## THE TASK
Copy each line of the data below, character for character.

Interface dataset entries:
-=-=-=-=-

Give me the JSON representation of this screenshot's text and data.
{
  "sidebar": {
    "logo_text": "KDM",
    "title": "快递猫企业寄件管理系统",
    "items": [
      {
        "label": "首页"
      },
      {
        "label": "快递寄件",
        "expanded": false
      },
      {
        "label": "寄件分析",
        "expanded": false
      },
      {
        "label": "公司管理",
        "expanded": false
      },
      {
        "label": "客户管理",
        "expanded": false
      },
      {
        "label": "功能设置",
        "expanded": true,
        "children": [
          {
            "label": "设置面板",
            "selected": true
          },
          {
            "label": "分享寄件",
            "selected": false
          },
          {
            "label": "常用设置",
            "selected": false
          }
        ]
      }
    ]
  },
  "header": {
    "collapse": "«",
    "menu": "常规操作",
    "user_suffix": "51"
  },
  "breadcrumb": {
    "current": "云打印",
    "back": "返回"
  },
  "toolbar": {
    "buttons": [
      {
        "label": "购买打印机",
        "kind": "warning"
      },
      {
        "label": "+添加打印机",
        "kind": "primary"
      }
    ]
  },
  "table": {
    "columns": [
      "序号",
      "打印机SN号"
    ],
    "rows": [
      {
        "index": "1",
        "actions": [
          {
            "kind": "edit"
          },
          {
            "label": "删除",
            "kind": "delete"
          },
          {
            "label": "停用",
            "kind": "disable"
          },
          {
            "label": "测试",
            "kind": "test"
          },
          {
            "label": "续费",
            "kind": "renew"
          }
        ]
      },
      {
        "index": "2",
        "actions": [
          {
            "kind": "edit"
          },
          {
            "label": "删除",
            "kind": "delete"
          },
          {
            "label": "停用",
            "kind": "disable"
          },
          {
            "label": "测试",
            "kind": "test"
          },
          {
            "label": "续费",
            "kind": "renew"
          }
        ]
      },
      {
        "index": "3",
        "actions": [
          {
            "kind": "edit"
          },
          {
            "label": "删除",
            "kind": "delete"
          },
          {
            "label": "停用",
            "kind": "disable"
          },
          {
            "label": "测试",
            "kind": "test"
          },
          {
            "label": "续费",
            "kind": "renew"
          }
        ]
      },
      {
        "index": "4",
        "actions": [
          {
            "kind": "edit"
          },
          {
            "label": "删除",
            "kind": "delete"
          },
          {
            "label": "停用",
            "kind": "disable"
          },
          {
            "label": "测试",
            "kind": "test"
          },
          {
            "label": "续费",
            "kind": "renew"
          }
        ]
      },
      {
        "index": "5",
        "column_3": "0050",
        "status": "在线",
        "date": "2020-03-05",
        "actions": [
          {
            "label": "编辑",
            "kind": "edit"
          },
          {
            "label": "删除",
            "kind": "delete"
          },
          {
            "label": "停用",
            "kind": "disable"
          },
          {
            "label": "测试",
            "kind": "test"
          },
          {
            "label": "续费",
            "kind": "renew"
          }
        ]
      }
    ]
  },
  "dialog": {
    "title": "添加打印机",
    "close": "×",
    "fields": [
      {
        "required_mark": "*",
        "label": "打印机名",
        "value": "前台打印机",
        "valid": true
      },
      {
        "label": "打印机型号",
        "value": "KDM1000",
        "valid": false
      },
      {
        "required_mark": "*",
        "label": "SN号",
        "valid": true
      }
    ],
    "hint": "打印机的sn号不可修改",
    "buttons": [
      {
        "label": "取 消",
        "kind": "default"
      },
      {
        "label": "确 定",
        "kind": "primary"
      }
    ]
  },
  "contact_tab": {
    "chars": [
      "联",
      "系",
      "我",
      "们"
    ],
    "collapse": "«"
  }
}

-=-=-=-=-

## RESPONSE AREA
Give me the JSON representation of this screenshot's text and data.
{
  "sidebar": {
    "logo_text": "KDM",
    "title": "快递猫企业寄件管理系统",
    "items": [
      {
        "label": "首页"
      },
      {
        "label": "快递寄件",
        "expanded": false
      },
      {
        "label": "寄件分析",
        "expanded": false
      },
      {
        "label": "公司管理",
        "expanded": false
      },
      {
        "label": "客户管理",
        "expanded": false
      },
      {
        "label": "功能设置",
        "expanded": true,
        "children": [
          {
            "label": "设置面板",
            "selected": true
          },
          {
            "label": "分享寄件",
            "selected": false
          },
          {
            "label": "常用设置",
            "selected": false
          }
        ]
      }
    ]
  },
  "header": {
    "collapse": "«",
    "menu": "常规操作",
    "user_suffix": "51"
  },
  "breadcrumb": {
    "current": "云打印",
    "back": "返回"
  },
  "toolbar": {
    "buttons": [
      {
        "label": "购买打印机",
        "kind": "warning"
      },
      {
        "label": "+添加打印机",
        "kind": "primary"
      }
    ]
  },
  "table": {
    "columns": [
      "序号",
      "打印机SN号"
    ],
    "rows": [
      {
        "index": "1",
        "actions": [
          {
            "kind": "edit"
          },
          {
            "label": "删除",
            "kind": "delete"
          },
          {
            "label": "停用",
            "kind": "disable"
          },
          {
            "label": "测试",
            "kind": "test"
          },
          {
            "label": "续费",
            "kind": "renew"
          }
        ]
      },
      {
        "index": "2",
        "actions": [
          {
            "kind": "edit"
          },
          {
            "label": "删除",
            "kind": "delete"
          },
          {
            "label": "停用",
            "kind": "disable"
          },
          {
            "label": "测试",
            "kind": "test"
          },
          {
            "label": "续费",
            "kind": "renew"
          }
        ]
      },
      {
        "index": "3",
        "actions": [
          {
            "kind": "edit"
          },
          {
            "label": "删除",
            "kind": "delete"
          },
          {
            "label": "停用",
            "kind": "disable"
          },
          {
            "label": "测试",
            "kind": "test"
          },
          {
            "label": "续费",
            "kind": "renew"
          }
        ]
      },
      {
        "index": "4",
        "actions": [
          {
            "kind": "edit"
          },
          {
            "label": "删除",
            "kind": "delete"
          },
          {
            "label": "停用",
            "kind": "disable"
          },
          {
            "label": "测试",
            "kind": "test"
          },
          {
            "label": "续费",
            "kind": "renew"
          }
        ]
      },
      {
        "index": "5",
        "column_3": "0050",
        "status": "在线",
        "date": "2020-03-05",
        "actions": [
          {
            "label": "编辑",
            "kind": "edit"
          },
          {
            "label": "删除",
            "kind": "delete"
          },
          {
            "label": "停用",
            "kind": "disable"
          },
          {
            "label": "测试",
            "kind": "test"
          },
          {
            "label": "续费",
            "kind": "renew"
          }
        ]
      }
    ]
  },
  "dialog": {
    "title": "添加打印机",
    "close": "×",
    "fields": [
      {
        "required_mark": "*",
        "label": "打印机名",
        "value": "前台打印机",
        "valid": true
      },
      {
        "label": "打印机型号",
        "value": "KDM1000",
        "valid": false
      },
      {
        "required_mark": "*",
        "label": "SN号",
        "valid": true
      }
    ],
    "hint": "打印机的sn号不可修改",
    "buttons": [
      {
        "label": "取 消",
        "kind": "default"
      },
      {
        "label": "确 定",
        "kind": "primary"
      }
    ]
  },
  "contact_tab": {
    "chars": [
      "联",
      "系",
      "我",
      "们"
    ],
    "collapse": "«"
  }
}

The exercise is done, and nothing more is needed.